Date of this Version
Fire Science Brief, Issue 71, October 2009
The Coastal Plain of North Carolina contains some of the last remaining vestiges of a wetland forest ecosystem characterized by organic soils ranging from a few inches to eight or more feet deep. When fi re occurs in this system, it can result in smoldering combustion far down into the peat-like soil, which may burn for weeks or even months. Carefully planned and implemented prescribed fire can reduce the fuel load and risk of wildfire, but it also creates emissions of pollutants, including particulate matter and trace gases. Computer models that predict smoke behavior were developed in western lands with mineral, not organic soils.

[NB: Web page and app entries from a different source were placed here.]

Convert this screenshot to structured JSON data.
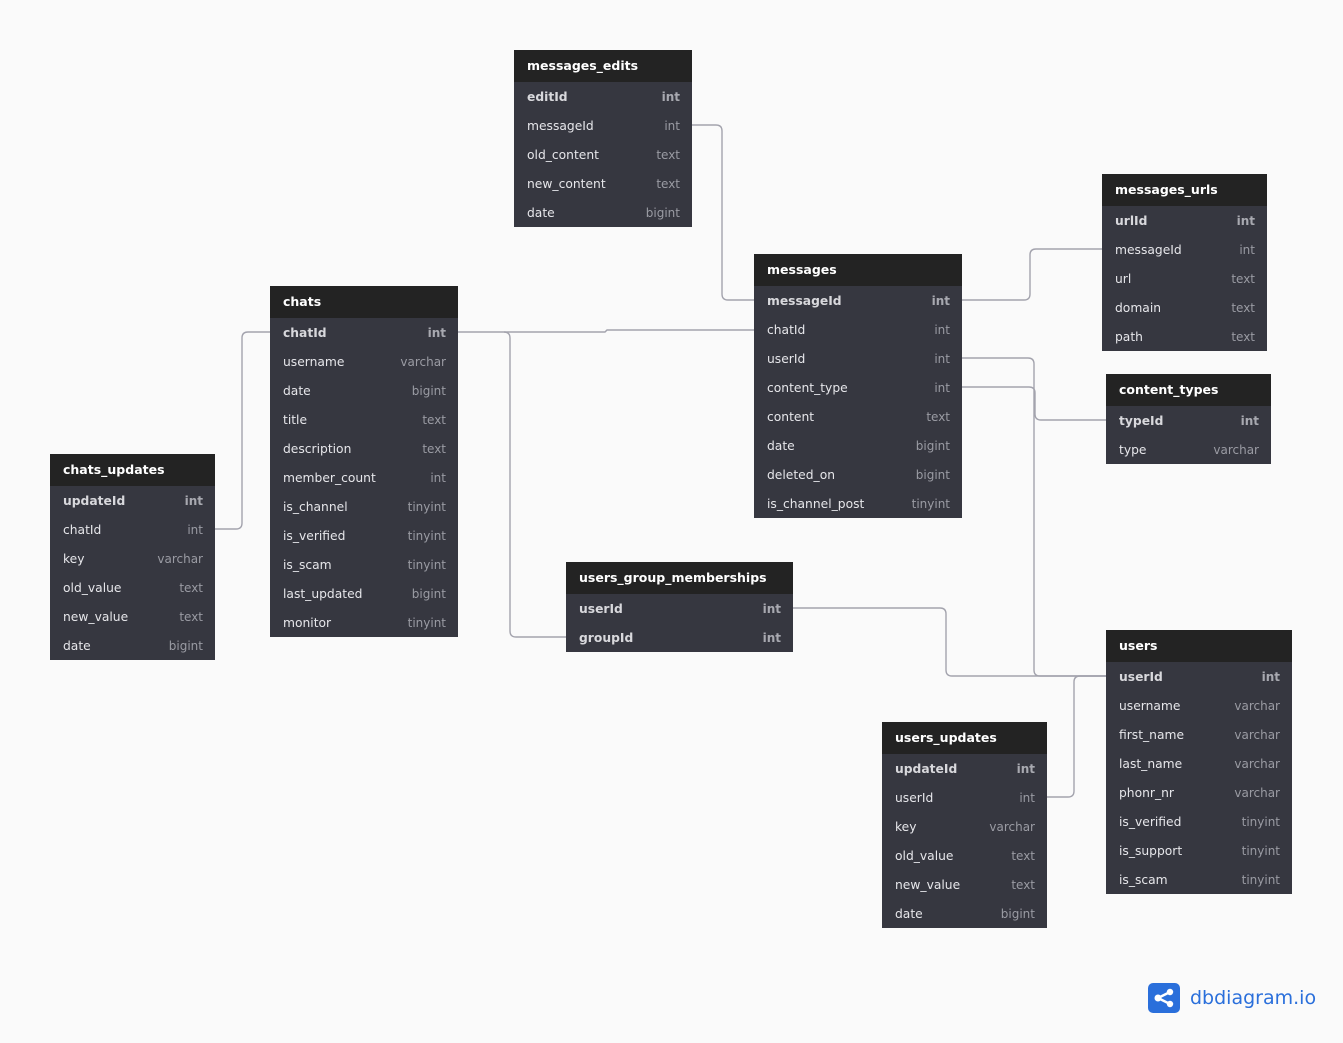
{
  "brand": {
    "name": "dbdiagram.io",
    "icon": "share-nodes-icon",
    "color": "#2a6fdb"
  },
  "colors": {
    "background": "#fafafa",
    "table_header": "#232323",
    "table_body": "#363740",
    "edge": "#a3a3ad"
  },
  "tables": {
    "messages_edits": {
      "name": "messages_edits",
      "fields": [
        {
          "name": "editId",
          "type": "int",
          "pk": true
        },
        {
          "name": "messageId",
          "type": "int"
        },
        {
          "name": "old_content",
          "type": "text"
        },
        {
          "name": "new_content",
          "type": "text"
        },
        {
          "name": "date",
          "type": "bigint"
        }
      ]
    },
    "messages_urls": {
      "name": "messages_urls",
      "fields": [
        {
          "name": "urlId",
          "type": "int",
          "pk": true
        },
        {
          "name": "messageId",
          "type": "int"
        },
        {
          "name": "url",
          "type": "text"
        },
        {
          "name": "domain",
          "type": "text"
        },
        {
          "name": "path",
          "type": "text"
        }
      ]
    },
    "messages": {
      "name": "messages",
      "fields": [
        {
          "name": "messageId",
          "type": "int",
          "pk": true
        },
        {
          "name": "chatId",
          "type": "int"
        },
        {
          "name": "userId",
          "type": "int"
        },
        {
          "name": "content_type",
          "type": "int"
        },
        {
          "name": "content",
          "type": "text"
        },
        {
          "name": "date",
          "type": "bigint"
        },
        {
          "name": "deleted_on",
          "type": "bigint"
        },
        {
          "name": "is_channel_post",
          "type": "tinyint"
        }
      ]
    },
    "content_types": {
      "name": "content_types",
      "fields": [
        {
          "name": "typeId",
          "type": "int",
          "pk": true
        },
        {
          "name": "type",
          "type": "varchar"
        }
      ]
    },
    "chats": {
      "name": "chats",
      "fields": [
        {
          "name": "chatId",
          "type": "int",
          "pk": true
        },
        {
          "name": "username",
          "type": "varchar"
        },
        {
          "name": "date",
          "type": "bigint"
        },
        {
          "name": "title",
          "type": "text"
        },
        {
          "name": "description",
          "type": "text"
        },
        {
          "name": "member_count",
          "type": "int"
        },
        {
          "name": "is_channel",
          "type": "tinyint"
        },
        {
          "name": "is_verified",
          "type": "tinyint"
        },
        {
          "name": "is_scam",
          "type": "tinyint"
        },
        {
          "name": "last_updated",
          "type": "bigint"
        },
        {
          "name": "monitor",
          "type": "tinyint"
        }
      ]
    },
    "chats_updates": {
      "name": "chats_updates",
      "fields": [
        {
          "name": "updateId",
          "type": "int",
          "pk": true
        },
        {
          "name": "chatId",
          "type": "int"
        },
        {
          "name": "key",
          "type": "varchar"
        },
        {
          "name": "old_value",
          "type": "text"
        },
        {
          "name": "new_value",
          "type": "text"
        },
        {
          "name": "date",
          "type": "bigint"
        }
      ]
    },
    "users_group_memberships": {
      "name": "users_group_memberships",
      "fields": [
        {
          "name": "userId",
          "type": "int",
          "pk": true
        },
        {
          "name": "groupId",
          "type": "int",
          "pk": true
        }
      ]
    },
    "users": {
      "name": "users",
      "fields": [
        {
          "name": "userId",
          "type": "int",
          "pk": true
        },
        {
          "name": "username",
          "type": "varchar"
        },
        {
          "name": "first_name",
          "type": "varchar"
        },
        {
          "name": "last_name",
          "type": "varchar"
        },
        {
          "name": "phonr_nr",
          "type": "varchar"
        },
        {
          "name": "is_verified",
          "type": "tinyint"
        },
        {
          "name": "is_support",
          "type": "tinyint"
        },
        {
          "name": "is_scam",
          "type": "tinyint"
        }
      ]
    },
    "users_updates": {
      "name": "users_updates",
      "fields": [
        {
          "name": "updateId",
          "type": "int",
          "pk": true
        },
        {
          "name": "userId",
          "type": "int"
        },
        {
          "name": "key",
          "type": "varchar"
        },
        {
          "name": "old_value",
          "type": "text"
        },
        {
          "name": "new_value",
          "type": "text"
        },
        {
          "name": "date",
          "type": "bigint"
        }
      ]
    }
  },
  "relationships": [
    {
      "from": "messages_edits.messageId",
      "to": "messages.messageId"
    },
    {
      "from": "messages.messageId",
      "to": "messages_urls.messageId"
    },
    {
      "from": "messages.chatId",
      "to": "chats.chatId"
    },
    {
      "from": "chats_updates.chatId",
      "to": "chats.chatId"
    },
    {
      "from": "users_group_memberships.groupId",
      "to": "chats.chatId"
    },
    {
      "from": "messages.userId",
      "to": "users.userId"
    },
    {
      "from": "messages.content_type",
      "to": "content_types.typeId"
    },
    {
      "from": "users_group_memberships.userId",
      "to": "users.userId"
    },
    {
      "from": "users_updates.userId",
      "to": "users.userId"
    }
  ]
}
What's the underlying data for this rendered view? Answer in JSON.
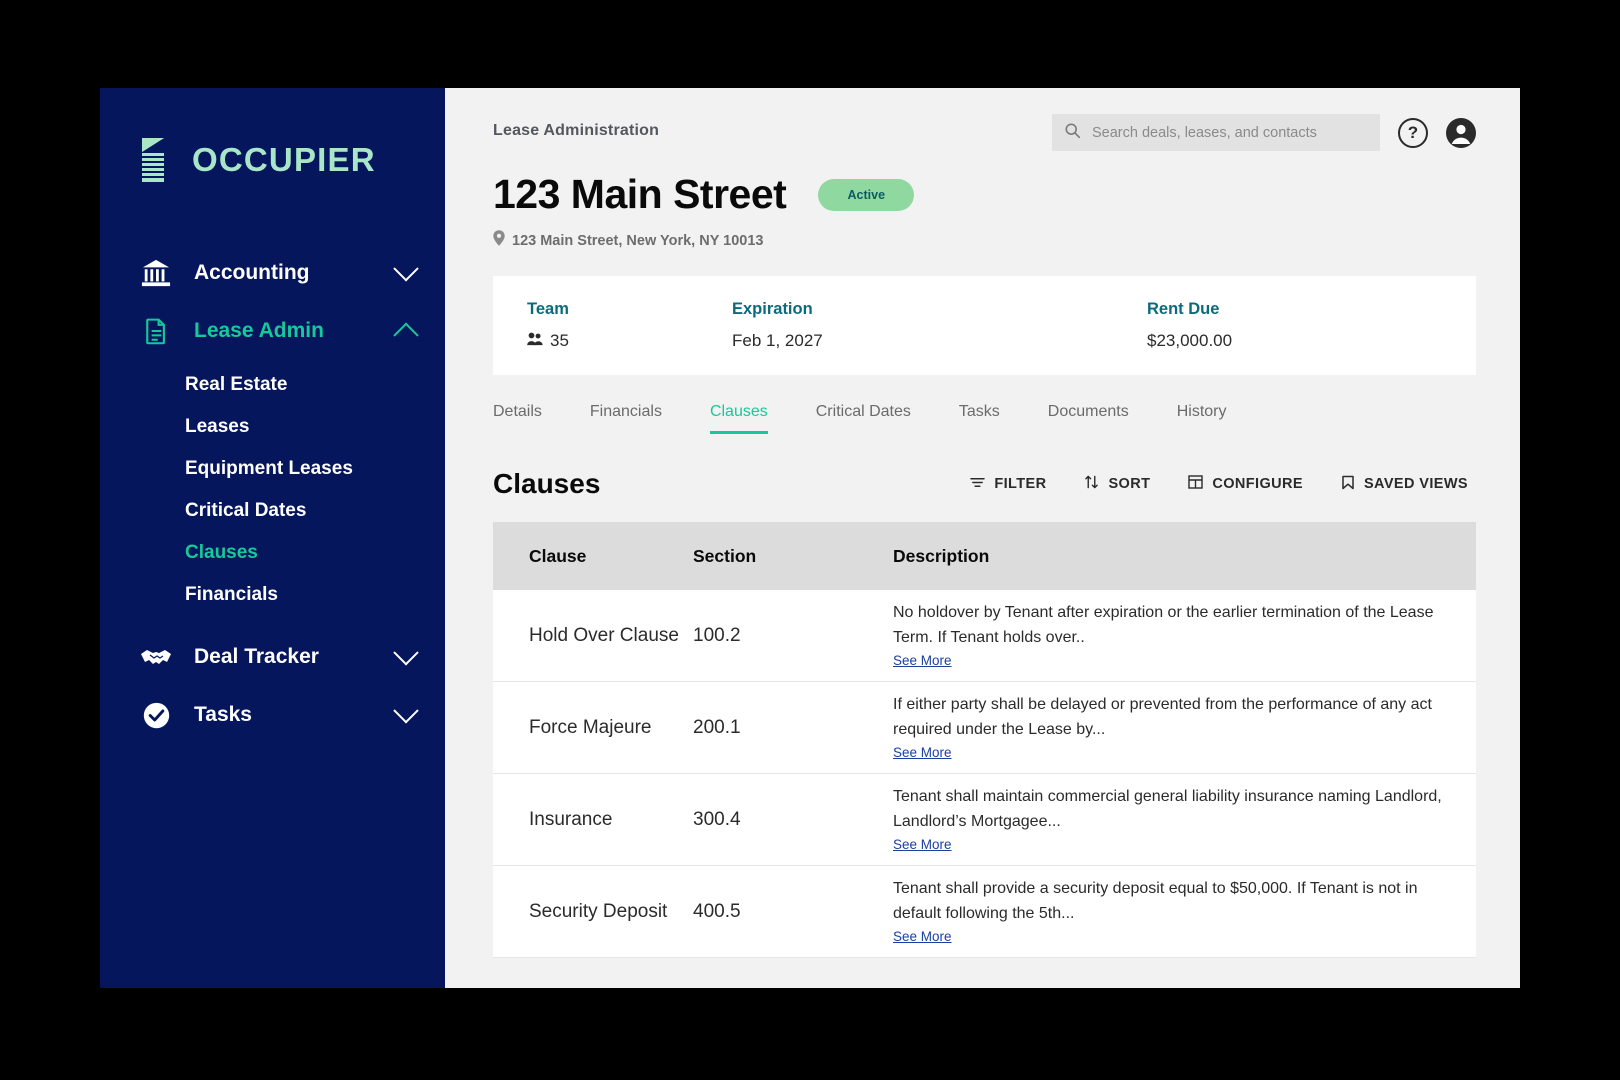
{
  "sidebar": {
    "logo_text": "OCCUPIER",
    "logo_icon": "document-pages-icon",
    "groups": [
      {
        "label": "Accounting",
        "icon": "bank-icon",
        "chevron": "chevron-down-icon",
        "expanded": false,
        "active": false
      },
      {
        "label": "Lease Admin",
        "icon": "document-icon",
        "chevron": "chevron-up-icon",
        "expanded": true,
        "active": true,
        "items": [
          {
            "label": "Real Estate",
            "selected": false
          },
          {
            "label": "Leases",
            "selected": false
          },
          {
            "label": "Equipment Leases",
            "selected": false
          },
          {
            "label": "Critical Dates",
            "selected": false
          },
          {
            "label": "Clauses",
            "selected": true
          },
          {
            "label": "Financials",
            "selected": false
          }
        ]
      },
      {
        "label": "Deal Tracker",
        "icon": "handshake-icon",
        "chevron": "chevron-down-icon",
        "expanded": false,
        "active": false
      },
      {
        "label": "Tasks",
        "icon": "check-circle-icon",
        "chevron": "chevron-down-icon",
        "expanded": false,
        "active": false
      }
    ]
  },
  "header": {
    "breadcrumb": "Lease Administration",
    "title": "123 Main Street",
    "status": "Active",
    "address": "123 Main Street, New York, NY 10013",
    "search_placeholder": "Search deals, leases, and contacts",
    "search_value": "",
    "help_label": "?"
  },
  "summary": {
    "team_label": "Team",
    "team_value": "35",
    "expiration_label": "Expiration",
    "expiration_value": "Feb 1, 2027",
    "rent_label": "Rent Due",
    "rent_value": "$23,000.00"
  },
  "tabs": [
    {
      "label": "Details",
      "active": false
    },
    {
      "label": "Financials",
      "active": false
    },
    {
      "label": "Clauses",
      "active": true
    },
    {
      "label": "Critical Dates",
      "active": false
    },
    {
      "label": "Tasks",
      "active": false
    },
    {
      "label": "Documents",
      "active": false
    },
    {
      "label": "History",
      "active": false
    }
  ],
  "section": {
    "title": "Clauses",
    "actions": [
      {
        "label": "FILTER",
        "icon": "filter-icon"
      },
      {
        "label": "SORT",
        "icon": "sort-arrows-icon"
      },
      {
        "label": "CONFIGURE",
        "icon": "grid-icon"
      },
      {
        "label": "SAVED VIEWS",
        "icon": "bookmark-icon"
      }
    ]
  },
  "table": {
    "columns": [
      "Clause",
      "Section",
      "Description"
    ],
    "see_more_label": "See More",
    "rows": [
      {
        "clause": "Hold Over Clause",
        "section": "100.2",
        "description": "No holdover by Tenant after expiration or the earlier termination of the Lease Term. If Tenant holds over.."
      },
      {
        "clause": "Force Majeure",
        "section": "200.1",
        "description": "If either party shall be delayed or prevented from the performance of any act required under the Lease by..."
      },
      {
        "clause": "Insurance",
        "section": "300.4",
        "description": "Tenant shall maintain commercial general liability insurance naming Landlord, Landlord’s Mortgagee..."
      },
      {
        "clause": "Security Deposit",
        "section": "400.5",
        "description": "Tenant shall provide a security deposit equal to $50,000. If Tenant is not in default following the 5th..."
      }
    ]
  },
  "colors": {
    "sidebar_bg": "#05165c",
    "accent_green": "#17c99a",
    "logo_green": "#a9e6c8",
    "teal_label": "#0b6b7d",
    "badge_bg": "#8fd9a0",
    "link_blue": "#1a3fa0"
  }
}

Recent research in the North Carolina Coastal Plain has begun to fine tune the models to account for the flat topography of the area, the unique meteorological conditions created by the interface between the ocean and land, and the organic soils found throughout the Coastal Plain of the eastern and Gulf coasts. These adapted models will help managers minimize the hazards of smoke and trace gases, which can blanket nearby roadways, be transported long distances, and present a health hazard to people. Ideally, prescribed fires consume fine litter and small diameter fuels without igniting the organic soil horizon, during times when meteorological conditions will send the smoke high into the atmosphere.